The groups hit back against recommendations for a compulsory conversion clause, saying the move would cost “thousands” of jobs
The Australian Industry Group (Ai Group) and the Australian Chamber of Commerce and Industry (ACCI) have expressed their opposition to a union push that would have severe ramifications for employers of casual workers.
An upcoming full bench hearing of the Fair Work Commission (FWC) will consider new clauses proposed by the Australian Council of Trade Unions (ACTU). These clauses call for all casual workers to be converted to fulltime employment after six months of regular work. A four-hour minimum engagement period for casuals has also been recommended.
The hearing comes soon after a separate FWC decision which saw casual periods of service counted towards redundancy payouts in certain circumstances.

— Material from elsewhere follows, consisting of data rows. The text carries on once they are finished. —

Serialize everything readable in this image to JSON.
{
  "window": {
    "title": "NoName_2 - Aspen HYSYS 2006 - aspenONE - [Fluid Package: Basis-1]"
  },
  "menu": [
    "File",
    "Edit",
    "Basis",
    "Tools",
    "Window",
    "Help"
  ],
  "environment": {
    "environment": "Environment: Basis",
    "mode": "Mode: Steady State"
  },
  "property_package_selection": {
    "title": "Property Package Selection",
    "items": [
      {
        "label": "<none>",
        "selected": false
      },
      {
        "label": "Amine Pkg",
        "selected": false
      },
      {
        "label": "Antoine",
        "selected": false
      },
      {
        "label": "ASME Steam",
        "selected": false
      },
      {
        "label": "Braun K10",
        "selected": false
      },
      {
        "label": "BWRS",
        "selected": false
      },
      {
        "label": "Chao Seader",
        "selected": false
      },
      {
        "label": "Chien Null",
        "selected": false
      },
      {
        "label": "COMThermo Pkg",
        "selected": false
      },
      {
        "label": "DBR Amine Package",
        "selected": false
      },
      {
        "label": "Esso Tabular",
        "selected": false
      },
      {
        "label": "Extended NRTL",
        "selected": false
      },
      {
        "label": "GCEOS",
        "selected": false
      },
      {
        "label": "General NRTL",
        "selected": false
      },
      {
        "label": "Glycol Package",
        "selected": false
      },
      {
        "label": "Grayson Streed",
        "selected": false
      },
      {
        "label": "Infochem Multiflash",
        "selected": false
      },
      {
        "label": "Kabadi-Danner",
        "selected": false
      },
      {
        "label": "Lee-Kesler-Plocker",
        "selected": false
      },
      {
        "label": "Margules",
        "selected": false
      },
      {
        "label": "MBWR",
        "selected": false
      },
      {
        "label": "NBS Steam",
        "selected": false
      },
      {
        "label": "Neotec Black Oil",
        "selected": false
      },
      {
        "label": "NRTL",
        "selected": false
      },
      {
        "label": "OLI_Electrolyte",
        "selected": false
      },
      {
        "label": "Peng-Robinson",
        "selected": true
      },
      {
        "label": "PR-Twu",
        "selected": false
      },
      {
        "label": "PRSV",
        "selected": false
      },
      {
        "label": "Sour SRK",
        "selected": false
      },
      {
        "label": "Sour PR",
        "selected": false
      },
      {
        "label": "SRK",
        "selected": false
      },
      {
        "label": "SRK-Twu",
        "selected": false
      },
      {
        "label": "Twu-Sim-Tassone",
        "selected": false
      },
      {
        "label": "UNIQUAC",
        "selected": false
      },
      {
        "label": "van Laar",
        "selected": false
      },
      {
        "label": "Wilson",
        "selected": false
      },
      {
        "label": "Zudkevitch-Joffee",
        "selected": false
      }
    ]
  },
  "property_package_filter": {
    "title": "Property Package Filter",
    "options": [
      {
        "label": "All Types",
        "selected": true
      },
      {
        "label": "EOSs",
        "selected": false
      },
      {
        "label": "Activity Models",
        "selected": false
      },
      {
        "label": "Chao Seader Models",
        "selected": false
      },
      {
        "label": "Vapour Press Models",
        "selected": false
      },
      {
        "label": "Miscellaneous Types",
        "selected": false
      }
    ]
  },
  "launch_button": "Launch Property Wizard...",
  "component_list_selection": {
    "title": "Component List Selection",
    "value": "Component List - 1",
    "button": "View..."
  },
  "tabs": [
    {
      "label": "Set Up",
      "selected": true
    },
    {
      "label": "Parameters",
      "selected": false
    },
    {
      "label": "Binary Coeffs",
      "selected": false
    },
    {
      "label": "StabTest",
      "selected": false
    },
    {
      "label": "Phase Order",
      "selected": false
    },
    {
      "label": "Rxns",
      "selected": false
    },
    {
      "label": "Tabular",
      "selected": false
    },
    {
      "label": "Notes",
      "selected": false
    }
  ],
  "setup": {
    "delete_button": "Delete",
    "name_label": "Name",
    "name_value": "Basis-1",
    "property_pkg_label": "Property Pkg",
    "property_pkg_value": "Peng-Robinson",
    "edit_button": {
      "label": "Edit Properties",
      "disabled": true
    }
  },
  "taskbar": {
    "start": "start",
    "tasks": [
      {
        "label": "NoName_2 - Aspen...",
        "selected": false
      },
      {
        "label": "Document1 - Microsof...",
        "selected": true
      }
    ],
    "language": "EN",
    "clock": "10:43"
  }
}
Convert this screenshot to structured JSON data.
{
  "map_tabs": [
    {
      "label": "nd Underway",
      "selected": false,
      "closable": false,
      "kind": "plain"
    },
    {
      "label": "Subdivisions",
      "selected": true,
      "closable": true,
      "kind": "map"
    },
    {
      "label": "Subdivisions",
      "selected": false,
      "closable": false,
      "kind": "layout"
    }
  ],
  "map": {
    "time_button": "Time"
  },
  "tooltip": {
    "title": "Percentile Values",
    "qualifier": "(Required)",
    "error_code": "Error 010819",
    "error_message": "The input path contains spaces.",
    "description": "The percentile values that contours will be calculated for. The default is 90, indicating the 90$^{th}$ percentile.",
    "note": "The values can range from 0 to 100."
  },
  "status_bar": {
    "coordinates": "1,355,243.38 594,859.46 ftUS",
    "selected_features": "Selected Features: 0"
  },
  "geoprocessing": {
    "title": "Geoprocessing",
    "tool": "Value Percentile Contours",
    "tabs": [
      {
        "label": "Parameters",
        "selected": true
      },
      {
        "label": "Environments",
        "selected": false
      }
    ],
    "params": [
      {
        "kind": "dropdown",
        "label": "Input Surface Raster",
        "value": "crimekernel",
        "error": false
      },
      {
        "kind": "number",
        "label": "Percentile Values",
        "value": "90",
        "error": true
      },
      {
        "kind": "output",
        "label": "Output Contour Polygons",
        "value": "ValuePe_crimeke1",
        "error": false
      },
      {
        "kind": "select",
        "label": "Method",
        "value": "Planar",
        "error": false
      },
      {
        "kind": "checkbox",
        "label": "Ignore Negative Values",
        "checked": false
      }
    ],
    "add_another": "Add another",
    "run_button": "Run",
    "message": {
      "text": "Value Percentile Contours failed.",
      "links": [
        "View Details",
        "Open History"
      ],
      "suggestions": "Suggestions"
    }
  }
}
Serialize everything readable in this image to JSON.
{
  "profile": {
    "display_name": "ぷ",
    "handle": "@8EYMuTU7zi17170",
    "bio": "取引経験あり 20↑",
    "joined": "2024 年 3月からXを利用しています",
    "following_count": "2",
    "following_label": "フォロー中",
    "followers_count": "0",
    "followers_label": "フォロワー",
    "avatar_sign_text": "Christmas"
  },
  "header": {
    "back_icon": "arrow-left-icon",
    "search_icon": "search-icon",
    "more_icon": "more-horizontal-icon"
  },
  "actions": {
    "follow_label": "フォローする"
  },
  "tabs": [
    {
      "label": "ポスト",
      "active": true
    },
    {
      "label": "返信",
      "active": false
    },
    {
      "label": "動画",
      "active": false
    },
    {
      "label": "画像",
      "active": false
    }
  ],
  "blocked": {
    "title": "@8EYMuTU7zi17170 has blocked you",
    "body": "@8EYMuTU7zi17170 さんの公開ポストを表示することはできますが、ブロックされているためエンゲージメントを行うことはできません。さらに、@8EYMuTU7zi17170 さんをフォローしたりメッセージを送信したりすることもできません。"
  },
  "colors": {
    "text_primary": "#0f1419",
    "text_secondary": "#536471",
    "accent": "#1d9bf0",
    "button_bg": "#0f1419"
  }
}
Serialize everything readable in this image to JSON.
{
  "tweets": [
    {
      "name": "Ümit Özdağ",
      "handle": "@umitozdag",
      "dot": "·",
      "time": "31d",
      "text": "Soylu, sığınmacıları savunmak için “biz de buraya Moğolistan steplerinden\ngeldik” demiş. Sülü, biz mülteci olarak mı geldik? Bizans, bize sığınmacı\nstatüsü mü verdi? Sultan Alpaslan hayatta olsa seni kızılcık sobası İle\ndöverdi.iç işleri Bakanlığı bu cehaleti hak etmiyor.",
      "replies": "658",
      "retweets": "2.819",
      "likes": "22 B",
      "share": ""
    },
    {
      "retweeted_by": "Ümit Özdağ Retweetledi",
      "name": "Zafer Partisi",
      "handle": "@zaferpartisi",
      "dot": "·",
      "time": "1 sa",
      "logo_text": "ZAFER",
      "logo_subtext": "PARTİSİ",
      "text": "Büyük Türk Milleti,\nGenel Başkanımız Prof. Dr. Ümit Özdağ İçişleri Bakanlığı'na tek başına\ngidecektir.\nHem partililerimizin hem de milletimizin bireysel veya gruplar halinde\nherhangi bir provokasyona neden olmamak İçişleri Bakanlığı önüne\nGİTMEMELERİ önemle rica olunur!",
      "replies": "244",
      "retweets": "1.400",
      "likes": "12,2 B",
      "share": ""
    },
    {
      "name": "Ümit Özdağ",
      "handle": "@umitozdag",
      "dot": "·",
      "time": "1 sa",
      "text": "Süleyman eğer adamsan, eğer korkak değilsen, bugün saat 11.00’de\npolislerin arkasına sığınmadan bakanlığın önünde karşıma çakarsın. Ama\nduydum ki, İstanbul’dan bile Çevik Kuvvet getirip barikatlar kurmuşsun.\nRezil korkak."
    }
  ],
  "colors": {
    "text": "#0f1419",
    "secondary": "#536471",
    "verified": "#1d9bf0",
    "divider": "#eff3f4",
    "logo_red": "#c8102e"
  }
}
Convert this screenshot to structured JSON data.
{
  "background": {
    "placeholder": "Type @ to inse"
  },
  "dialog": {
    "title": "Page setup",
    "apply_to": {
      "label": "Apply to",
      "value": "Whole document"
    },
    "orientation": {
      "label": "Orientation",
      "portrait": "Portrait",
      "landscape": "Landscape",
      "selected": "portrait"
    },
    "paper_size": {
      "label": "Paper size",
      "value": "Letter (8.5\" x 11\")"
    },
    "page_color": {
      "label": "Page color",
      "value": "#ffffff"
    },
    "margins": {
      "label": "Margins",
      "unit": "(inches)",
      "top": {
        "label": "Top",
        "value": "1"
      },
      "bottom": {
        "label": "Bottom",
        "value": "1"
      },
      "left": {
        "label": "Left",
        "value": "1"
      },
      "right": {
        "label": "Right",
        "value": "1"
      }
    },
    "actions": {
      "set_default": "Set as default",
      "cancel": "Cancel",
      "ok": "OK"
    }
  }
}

“It is in the interests of employers and casual employees that the unions’ claims be decisively rejected," said Innes Willox, chief executive of the Ai Group.
If the proposed conversion clauses were accepted, thousands of casual employees would be terminated, he said.
“If employers were forced to convert casuals after six months of regular employment, the predicable result would be that many employers would ensure that they do not employ casuals for more than six months, or they would outsource or offshore work.”
James Pearson, chief executive of the ACCI, put the number of fulltime jobs lost at 19,000.
“If it succeeds, the union claim will cost the Australian economy $3.7b a year, and lead to 19,000 fewer full-time-equivalent jobs, according to modelling carried out for ACCI by a team led by professor Glenn Withers, an economist at the Australian National University,” he told The Australian.
Willox called the unions “naïve” if they thought employers would simply convert tens of thousands of casuals to fulltime work in the event the FWC approved these clauses.
He also criticised the proposed four-hour minimum engagement period, calling it “ill-conceived” and harmful to workers.
“Many casuals cannot or do not want to work for four hours, eg school students who work in the fast food industry after school,” he said.
“A four-hour minimum engagement period would be crippling for the aged care and community services industries which provide in-home services for the elderly and sick, and people with disabilities.”
Finally, he slammed the “bogus claims” allegedly spread by the unions about the “casualisation” of the Australian workforce.
“ABS statistics show that the level of casual employment in Australia is the same today as it was in 1998 – about 20% of the workforce. The level of casual employment in Australia has been around 20% for 18 years, with no sign of the level increasing.”